In addition to vehicle damage, it also covers damages to property, such as fences and mailboxes.
However, it only covers damage to the other vehicle and not your own.
Bodily injury liability coverage (not required in Florida) helps pay for expenses of injured drivers and passengers (like hospital bills and medical care) that you may be held responsible to pay if you cause an accident.
In addition to these two required types of auto insurance, some states also require drivers to have uninsured or underinsured coverage.
It protects you from paying for injuries from an accident that wasn’t your fault in the event the at-fault driver does not have insurance or is underinsured.
While these are the types of insurance recommended for all drivers, there are several other types of auto insurance, which you may want if you desire more comprehensive coverage.
Be informed. Check out Types of Auto Insurance and What They Mean.
Picking a Deductible That Is Right for You
The next thing you have to figure out is what deductible is right for you.
A deductible is an amount the driver is required to pay upfront before the insurance coverage kicks in.
For example, if you have a $1,000 deductible and your repairs cost $7,000, your insurance company will give you $6,000.
You get to choose the deductible when you purchase auto insurance; however, deductible rates can vary greatly.
According to Car and Driver, “Generally, drivers tend to have average deductibles of $500. Common deductible amounts also include $250, $1000, and $2000.”
The higher your deductible, the lower your premium.
MoneyGeek reviewed costs for an average 100/300/100 comprehensive and collision auto policy with different deductible amounts and found that “with a $1000 deductible, the driver would pay about $1348 compared to $1456 per year for a similar driver who chose a $500 deductible.”
Only having to pay a $500 deductible sounds appealing, but the monthly costs may add up.
Then again, the amount you save paying a higher deductible may not be worth it.
As WalletHub explains, “Picking a $1,000 deductible over $500 would save you $40 each month. […] Increasing the deductible lowers the premium. But notice how little you would be saving by jumping from a $1,000 to $2,000 deductible—just 6%.”
Take Everything into Account and Make the Right Decision
How much auto insurance do you need?
Use this information to make the decision that is right for you:
- Consider your state’s minimum auto insurance requirements.
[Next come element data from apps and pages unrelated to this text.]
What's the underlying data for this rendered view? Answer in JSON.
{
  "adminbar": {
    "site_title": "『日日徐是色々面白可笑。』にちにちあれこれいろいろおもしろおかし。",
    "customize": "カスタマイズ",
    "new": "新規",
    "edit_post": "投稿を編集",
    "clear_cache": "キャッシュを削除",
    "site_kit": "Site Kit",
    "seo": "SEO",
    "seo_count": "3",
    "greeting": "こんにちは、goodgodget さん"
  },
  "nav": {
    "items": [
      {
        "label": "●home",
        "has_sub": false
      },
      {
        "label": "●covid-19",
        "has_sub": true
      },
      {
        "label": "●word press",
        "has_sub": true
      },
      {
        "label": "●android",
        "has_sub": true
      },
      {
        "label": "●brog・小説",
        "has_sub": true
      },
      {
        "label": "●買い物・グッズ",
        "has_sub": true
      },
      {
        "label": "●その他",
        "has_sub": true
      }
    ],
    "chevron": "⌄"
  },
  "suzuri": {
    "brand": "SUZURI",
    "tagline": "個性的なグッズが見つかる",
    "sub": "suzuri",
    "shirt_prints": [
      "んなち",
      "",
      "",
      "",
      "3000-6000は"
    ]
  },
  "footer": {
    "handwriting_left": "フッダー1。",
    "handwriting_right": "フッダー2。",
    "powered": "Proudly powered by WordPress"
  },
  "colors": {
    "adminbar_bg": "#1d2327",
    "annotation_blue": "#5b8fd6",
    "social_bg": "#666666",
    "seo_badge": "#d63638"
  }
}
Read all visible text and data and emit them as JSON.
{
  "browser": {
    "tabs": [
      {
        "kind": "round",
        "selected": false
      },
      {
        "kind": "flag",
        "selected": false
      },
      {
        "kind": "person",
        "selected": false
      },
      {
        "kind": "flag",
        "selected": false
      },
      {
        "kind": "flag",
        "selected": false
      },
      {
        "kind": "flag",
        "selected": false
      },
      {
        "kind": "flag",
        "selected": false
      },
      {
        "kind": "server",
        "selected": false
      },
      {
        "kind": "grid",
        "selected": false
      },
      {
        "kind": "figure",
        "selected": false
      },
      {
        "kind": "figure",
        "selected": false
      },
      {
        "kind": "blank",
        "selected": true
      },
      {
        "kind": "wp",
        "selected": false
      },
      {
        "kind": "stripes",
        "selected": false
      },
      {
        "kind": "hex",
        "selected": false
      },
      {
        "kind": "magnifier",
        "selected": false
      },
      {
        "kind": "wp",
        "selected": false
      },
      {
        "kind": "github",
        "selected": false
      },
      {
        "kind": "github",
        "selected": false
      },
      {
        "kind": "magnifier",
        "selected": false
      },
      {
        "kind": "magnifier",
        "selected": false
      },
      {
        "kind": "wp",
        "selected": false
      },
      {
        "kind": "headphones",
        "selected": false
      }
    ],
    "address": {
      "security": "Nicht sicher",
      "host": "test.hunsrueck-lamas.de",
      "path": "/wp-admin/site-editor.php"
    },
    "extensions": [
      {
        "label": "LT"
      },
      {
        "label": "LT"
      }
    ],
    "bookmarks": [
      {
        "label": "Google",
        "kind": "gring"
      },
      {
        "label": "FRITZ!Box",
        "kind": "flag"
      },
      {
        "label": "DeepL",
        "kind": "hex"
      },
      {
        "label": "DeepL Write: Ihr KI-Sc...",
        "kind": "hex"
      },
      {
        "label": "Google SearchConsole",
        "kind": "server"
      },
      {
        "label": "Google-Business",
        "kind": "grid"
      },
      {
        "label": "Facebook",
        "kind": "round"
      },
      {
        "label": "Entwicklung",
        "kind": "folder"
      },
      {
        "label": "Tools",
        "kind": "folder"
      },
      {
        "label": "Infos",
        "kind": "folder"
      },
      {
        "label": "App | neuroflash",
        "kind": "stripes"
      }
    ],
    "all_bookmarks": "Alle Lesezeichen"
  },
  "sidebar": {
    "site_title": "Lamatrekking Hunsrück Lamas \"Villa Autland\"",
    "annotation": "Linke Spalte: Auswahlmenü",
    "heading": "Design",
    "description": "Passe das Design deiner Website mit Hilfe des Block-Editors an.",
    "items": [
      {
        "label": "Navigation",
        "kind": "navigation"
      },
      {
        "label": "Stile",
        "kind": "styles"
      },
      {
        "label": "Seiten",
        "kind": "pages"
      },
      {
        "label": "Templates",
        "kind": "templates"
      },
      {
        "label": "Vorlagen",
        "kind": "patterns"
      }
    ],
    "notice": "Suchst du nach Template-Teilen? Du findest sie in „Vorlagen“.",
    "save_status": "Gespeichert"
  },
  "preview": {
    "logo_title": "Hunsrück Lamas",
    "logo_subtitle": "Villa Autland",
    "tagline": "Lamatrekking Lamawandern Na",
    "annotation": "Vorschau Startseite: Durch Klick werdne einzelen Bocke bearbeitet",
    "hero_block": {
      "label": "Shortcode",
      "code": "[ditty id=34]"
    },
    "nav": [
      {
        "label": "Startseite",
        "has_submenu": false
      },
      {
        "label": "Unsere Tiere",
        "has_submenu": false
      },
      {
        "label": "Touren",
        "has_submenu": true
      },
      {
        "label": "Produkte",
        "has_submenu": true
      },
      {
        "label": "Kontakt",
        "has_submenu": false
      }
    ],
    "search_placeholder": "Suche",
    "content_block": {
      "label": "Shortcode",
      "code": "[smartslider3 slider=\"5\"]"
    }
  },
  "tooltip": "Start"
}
Ask yourself if this amount is enough.
- Research the different types of auto insurance. Besides the required auto insurances, are there other types of coverage that would make you feel safer
- Weigh the costs of deductibles. How much can you afford? Do you have cash currently saved to cover the deductible amount?
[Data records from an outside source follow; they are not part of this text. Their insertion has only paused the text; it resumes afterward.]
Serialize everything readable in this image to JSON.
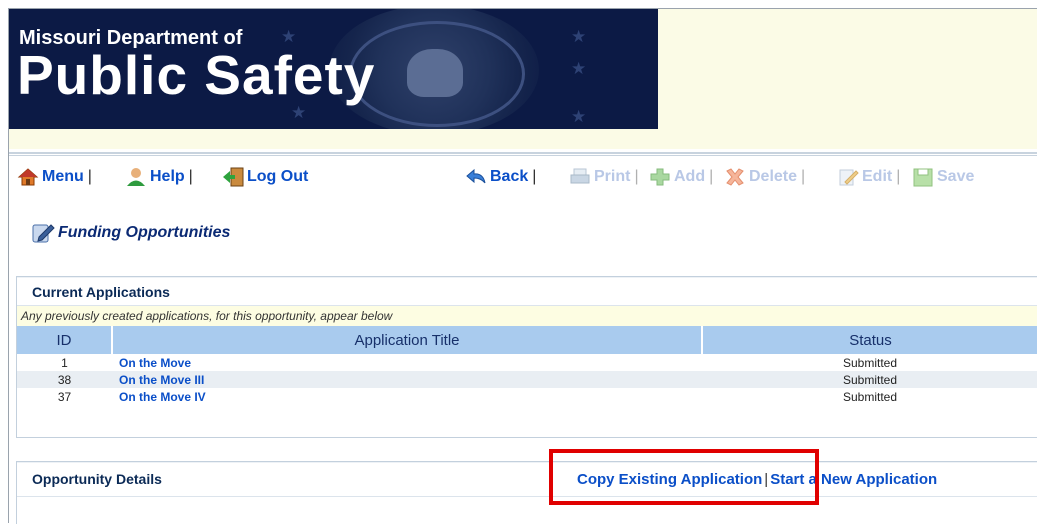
{
  "header": {
    "line1": "Missouri Department of",
    "line2": "Public Safety"
  },
  "toolbar": {
    "menu": "Menu",
    "help": "Help",
    "logout": "Log Out",
    "back": "Back",
    "print": "Print",
    "add": "Add",
    "delete": "Delete",
    "edit": "Edit",
    "save": "Save",
    "separator": "|"
  },
  "page": {
    "title": "Funding Opportunities"
  },
  "current_applications": {
    "heading": "Current Applications",
    "note": "Any previously created applications, for this opportunity, appear below",
    "columns": [
      "ID",
      "Application Title",
      "Status"
    ],
    "rows": [
      {
        "id": "1",
        "title": "On the Move",
        "status": "Submitted"
      },
      {
        "id": "38",
        "title": "On the Move III",
        "status": "Submitted"
      },
      {
        "id": "37",
        "title": "On the Move IV",
        "status": "Submitted"
      }
    ]
  },
  "opportunity_details": {
    "heading": "Opportunity Details",
    "copy_link": "Copy Existing Application",
    "separator": "|",
    "new_link": "Start a New Application"
  },
  "colors": {
    "banner": "#0c1a45",
    "link": "#0b4fc8",
    "highlight": "#e00000",
    "table_header": "#a9cbee"
  }
}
Finally, once you have taken all this into account, shop around! Don’t simply settle for the first insurance company you get a quote from.
Get quotes from multiple insurance companies to get the best coverage at the best rate.
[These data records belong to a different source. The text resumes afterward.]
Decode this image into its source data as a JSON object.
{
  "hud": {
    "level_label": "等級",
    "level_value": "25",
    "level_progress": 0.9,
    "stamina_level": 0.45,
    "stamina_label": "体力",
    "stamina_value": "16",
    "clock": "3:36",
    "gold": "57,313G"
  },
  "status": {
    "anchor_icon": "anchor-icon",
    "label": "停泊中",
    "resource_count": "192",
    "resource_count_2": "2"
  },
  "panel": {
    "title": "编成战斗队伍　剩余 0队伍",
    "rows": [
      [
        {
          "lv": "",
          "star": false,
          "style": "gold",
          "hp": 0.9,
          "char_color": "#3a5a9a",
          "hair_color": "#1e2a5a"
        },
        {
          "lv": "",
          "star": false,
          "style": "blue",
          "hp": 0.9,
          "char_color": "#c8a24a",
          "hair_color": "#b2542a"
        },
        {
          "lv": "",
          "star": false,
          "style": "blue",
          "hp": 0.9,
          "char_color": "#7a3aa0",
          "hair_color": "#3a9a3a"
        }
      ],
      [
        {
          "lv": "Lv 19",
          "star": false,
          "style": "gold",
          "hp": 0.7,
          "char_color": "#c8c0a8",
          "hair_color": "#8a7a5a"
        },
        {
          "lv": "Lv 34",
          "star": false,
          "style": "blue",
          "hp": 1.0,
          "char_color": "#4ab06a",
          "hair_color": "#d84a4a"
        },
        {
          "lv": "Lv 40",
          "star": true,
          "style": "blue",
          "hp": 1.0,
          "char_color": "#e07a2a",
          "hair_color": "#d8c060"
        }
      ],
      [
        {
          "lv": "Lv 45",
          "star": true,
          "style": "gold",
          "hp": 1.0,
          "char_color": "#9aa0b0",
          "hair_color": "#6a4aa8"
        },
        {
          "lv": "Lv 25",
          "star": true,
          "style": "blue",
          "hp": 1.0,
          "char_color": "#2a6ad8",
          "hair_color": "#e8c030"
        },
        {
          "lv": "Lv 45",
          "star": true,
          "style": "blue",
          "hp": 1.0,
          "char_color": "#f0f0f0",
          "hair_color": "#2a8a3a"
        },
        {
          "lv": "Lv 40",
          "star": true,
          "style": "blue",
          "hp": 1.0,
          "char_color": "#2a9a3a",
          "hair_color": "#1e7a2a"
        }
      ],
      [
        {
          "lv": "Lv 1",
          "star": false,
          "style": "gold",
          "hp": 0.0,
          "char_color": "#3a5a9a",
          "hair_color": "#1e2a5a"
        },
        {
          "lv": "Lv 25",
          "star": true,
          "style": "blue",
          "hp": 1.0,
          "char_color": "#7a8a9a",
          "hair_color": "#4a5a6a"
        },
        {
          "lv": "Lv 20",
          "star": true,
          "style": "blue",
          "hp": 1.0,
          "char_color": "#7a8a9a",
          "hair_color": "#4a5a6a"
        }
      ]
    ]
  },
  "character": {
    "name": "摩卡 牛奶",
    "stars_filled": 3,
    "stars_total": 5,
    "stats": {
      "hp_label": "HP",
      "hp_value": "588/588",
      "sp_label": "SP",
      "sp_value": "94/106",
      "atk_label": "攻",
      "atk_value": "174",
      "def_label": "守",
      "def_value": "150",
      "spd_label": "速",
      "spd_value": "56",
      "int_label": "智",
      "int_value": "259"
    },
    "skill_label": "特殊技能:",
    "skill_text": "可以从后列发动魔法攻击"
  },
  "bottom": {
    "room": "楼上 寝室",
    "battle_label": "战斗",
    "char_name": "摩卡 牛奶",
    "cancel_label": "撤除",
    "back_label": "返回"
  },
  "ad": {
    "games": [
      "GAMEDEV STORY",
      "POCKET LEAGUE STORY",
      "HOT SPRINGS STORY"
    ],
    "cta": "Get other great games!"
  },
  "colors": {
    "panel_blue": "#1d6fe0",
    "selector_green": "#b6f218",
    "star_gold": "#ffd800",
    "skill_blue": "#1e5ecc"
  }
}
Even if you already have auto insurance, it is still wise to shop around. What was a great rate when you signed up with them may no longer be the best rate you can get.